Nguyen said that after many years, expatriate Vietnamese are beginning to realize performers should be judged by the music they make, not where they're from.

"If I was to hear a beautiful Russian song, I'm not going to hate it because it's associated with the Soviets," Nguyen said through a translator.

Orange County's crowded Little Saigon district is the Nashville of the expatriate Vietnamese music industry. Production houses such as Paris By Night and Asia Entertainment, Inc. churn out thousands of CDs and DVDs by expatriate stars.

The DVDs in particular - recordings of live concerts and variety shows featuring dozens of singers and comedians - are a common touchstone for a community of about 3 million Vietnamese living in dozens of countries.


As recently as five years ago, the anti-communist zeal of expatriate Vietnamese caused trouble for artists o­n both sides of the Pacific.

When Elvis Phuong toured Vietnam in 2000 for the first time since 1975, promoters canceled 12 shows in the US in protest, according to Caroline Kieu Linh Valverde, an Asian-American Studies professor at the University of California, Davis.

Now, Phuong lives most of the year in Saigon and regularly performs in the United States and other Western nations. A mainstay of the American Vietnamese pop scene, Phuong found fans in Vietnam hungry for live performances after buying pirated copies of his CDs and DVDs.

This year Lynda Trang Dai, a.k.a. the "Vietnamese Madonna," returned to her homeland for the first time since 1979. She's already planning a three-city "Lynda Live in Vietnam" tour for August.

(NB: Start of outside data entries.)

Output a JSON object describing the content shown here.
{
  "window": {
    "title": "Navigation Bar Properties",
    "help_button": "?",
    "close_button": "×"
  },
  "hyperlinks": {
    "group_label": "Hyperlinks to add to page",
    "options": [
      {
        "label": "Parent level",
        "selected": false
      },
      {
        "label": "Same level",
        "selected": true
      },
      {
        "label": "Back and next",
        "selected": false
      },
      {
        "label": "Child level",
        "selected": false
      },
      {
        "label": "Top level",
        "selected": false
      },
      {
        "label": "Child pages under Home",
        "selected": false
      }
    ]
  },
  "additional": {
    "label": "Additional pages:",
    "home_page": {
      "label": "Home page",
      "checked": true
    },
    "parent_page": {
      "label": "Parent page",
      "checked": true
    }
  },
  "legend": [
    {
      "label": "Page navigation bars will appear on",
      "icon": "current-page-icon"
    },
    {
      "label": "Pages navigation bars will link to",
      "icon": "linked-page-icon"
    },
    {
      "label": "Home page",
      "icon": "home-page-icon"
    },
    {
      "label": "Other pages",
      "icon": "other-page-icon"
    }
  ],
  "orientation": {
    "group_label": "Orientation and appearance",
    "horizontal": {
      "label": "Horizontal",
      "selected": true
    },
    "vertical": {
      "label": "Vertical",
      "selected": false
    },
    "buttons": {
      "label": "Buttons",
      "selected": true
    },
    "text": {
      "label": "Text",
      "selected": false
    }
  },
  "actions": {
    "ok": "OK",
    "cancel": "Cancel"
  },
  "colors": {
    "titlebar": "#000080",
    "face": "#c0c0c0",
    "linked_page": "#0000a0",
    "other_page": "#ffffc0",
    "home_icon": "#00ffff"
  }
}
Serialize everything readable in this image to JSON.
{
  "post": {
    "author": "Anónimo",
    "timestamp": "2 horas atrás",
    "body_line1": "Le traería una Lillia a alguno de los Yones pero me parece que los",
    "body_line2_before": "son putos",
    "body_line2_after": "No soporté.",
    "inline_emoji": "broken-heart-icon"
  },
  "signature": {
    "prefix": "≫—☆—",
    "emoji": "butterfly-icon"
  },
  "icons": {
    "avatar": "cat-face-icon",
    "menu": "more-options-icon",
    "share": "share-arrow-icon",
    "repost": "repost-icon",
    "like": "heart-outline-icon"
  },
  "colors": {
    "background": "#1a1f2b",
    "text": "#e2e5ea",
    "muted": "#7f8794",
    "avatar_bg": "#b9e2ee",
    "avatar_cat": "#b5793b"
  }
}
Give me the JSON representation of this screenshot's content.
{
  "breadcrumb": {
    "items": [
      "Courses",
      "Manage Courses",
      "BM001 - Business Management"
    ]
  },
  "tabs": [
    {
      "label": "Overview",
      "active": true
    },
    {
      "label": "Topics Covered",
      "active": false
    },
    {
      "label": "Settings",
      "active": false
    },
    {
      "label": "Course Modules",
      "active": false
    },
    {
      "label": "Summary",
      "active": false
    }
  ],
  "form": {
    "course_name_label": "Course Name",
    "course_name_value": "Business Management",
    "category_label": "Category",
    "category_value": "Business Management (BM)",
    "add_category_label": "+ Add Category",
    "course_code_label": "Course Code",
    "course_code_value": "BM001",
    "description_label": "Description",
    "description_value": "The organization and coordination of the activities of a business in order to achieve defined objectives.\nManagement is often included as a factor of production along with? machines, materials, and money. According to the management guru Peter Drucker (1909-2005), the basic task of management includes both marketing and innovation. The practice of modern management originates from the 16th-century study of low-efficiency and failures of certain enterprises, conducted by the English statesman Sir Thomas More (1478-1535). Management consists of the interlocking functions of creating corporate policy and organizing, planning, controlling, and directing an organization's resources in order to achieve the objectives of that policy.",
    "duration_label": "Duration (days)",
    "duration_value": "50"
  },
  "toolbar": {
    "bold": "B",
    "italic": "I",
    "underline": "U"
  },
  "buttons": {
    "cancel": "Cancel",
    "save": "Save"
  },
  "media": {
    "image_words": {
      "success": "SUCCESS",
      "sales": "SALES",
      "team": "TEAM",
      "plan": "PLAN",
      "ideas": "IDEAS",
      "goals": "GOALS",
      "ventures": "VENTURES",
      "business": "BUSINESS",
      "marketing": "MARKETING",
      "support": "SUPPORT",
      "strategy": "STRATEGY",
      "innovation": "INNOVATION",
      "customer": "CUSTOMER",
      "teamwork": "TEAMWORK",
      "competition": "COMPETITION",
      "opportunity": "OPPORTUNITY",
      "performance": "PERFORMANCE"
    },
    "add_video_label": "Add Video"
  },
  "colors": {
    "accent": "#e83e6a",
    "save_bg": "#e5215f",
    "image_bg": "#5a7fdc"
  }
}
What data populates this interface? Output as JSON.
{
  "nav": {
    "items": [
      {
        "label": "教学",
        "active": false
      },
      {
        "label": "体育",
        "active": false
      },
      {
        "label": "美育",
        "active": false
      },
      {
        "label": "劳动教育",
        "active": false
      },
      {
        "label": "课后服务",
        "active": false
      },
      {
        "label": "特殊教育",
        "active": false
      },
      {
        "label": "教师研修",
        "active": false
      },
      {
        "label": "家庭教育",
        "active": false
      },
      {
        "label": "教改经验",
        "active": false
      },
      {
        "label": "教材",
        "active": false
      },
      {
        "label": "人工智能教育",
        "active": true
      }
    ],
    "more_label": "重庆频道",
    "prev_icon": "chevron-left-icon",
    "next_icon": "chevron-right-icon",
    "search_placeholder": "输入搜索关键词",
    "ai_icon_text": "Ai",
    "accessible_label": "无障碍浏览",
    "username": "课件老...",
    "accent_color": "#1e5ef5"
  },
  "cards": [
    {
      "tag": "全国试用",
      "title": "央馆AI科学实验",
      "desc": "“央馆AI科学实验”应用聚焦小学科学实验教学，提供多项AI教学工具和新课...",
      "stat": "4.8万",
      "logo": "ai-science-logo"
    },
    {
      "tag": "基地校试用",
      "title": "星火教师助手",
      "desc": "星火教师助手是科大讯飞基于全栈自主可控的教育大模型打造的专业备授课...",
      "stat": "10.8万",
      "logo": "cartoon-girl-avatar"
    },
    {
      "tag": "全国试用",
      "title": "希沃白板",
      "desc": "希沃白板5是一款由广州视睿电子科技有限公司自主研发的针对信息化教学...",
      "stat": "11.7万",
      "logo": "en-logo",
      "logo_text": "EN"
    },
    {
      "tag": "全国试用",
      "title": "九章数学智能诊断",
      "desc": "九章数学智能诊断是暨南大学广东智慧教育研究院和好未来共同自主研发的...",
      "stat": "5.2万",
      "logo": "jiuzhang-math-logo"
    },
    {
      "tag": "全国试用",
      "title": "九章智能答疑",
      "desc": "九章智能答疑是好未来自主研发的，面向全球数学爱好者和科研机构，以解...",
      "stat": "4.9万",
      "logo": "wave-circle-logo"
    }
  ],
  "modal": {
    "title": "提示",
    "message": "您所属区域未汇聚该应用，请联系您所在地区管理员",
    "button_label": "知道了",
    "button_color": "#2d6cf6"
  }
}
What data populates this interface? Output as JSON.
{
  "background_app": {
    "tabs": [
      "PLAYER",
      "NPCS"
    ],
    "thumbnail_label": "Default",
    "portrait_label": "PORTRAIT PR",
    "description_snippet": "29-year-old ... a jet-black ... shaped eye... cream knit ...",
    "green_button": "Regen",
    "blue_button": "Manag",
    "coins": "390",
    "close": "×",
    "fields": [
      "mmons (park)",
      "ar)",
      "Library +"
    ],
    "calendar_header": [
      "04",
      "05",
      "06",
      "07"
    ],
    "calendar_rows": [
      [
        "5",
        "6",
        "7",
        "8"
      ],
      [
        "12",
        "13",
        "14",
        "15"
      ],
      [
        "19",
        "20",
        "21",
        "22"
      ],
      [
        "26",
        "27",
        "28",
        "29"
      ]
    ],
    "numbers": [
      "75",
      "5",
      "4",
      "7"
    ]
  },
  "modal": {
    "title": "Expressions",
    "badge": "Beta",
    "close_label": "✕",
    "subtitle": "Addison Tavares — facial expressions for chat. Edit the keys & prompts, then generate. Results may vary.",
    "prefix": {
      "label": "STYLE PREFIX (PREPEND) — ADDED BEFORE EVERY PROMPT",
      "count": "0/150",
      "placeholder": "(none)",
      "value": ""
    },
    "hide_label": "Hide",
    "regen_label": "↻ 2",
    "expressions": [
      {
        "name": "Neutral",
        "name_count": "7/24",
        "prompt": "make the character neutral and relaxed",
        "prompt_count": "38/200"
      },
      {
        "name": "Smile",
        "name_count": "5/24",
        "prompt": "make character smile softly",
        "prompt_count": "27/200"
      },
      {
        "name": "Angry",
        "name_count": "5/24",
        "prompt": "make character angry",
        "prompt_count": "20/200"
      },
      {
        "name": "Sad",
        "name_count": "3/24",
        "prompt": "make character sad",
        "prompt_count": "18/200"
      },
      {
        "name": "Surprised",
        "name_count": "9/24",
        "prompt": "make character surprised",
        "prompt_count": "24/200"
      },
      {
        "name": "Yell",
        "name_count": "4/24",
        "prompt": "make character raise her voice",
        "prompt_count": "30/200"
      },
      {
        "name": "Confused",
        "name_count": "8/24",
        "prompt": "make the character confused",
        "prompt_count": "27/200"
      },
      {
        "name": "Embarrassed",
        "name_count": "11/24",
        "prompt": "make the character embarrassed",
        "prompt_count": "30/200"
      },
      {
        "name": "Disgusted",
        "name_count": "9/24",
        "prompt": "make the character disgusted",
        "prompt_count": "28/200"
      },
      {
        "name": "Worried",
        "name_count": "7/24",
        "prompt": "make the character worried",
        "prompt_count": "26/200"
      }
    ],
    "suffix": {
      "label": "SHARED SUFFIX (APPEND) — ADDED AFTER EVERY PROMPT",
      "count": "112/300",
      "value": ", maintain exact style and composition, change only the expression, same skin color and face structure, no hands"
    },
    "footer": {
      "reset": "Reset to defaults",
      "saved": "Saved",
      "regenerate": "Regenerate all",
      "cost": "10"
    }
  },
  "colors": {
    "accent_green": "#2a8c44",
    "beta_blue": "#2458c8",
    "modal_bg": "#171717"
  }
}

"Sometimes I have to hold back from crying because it's just so touching the way the audience responds to me. They idolize me, like the real Vietnamese Madonna," said Dai, 35. "They've been waiting for so long for me to come back."

Source: AFP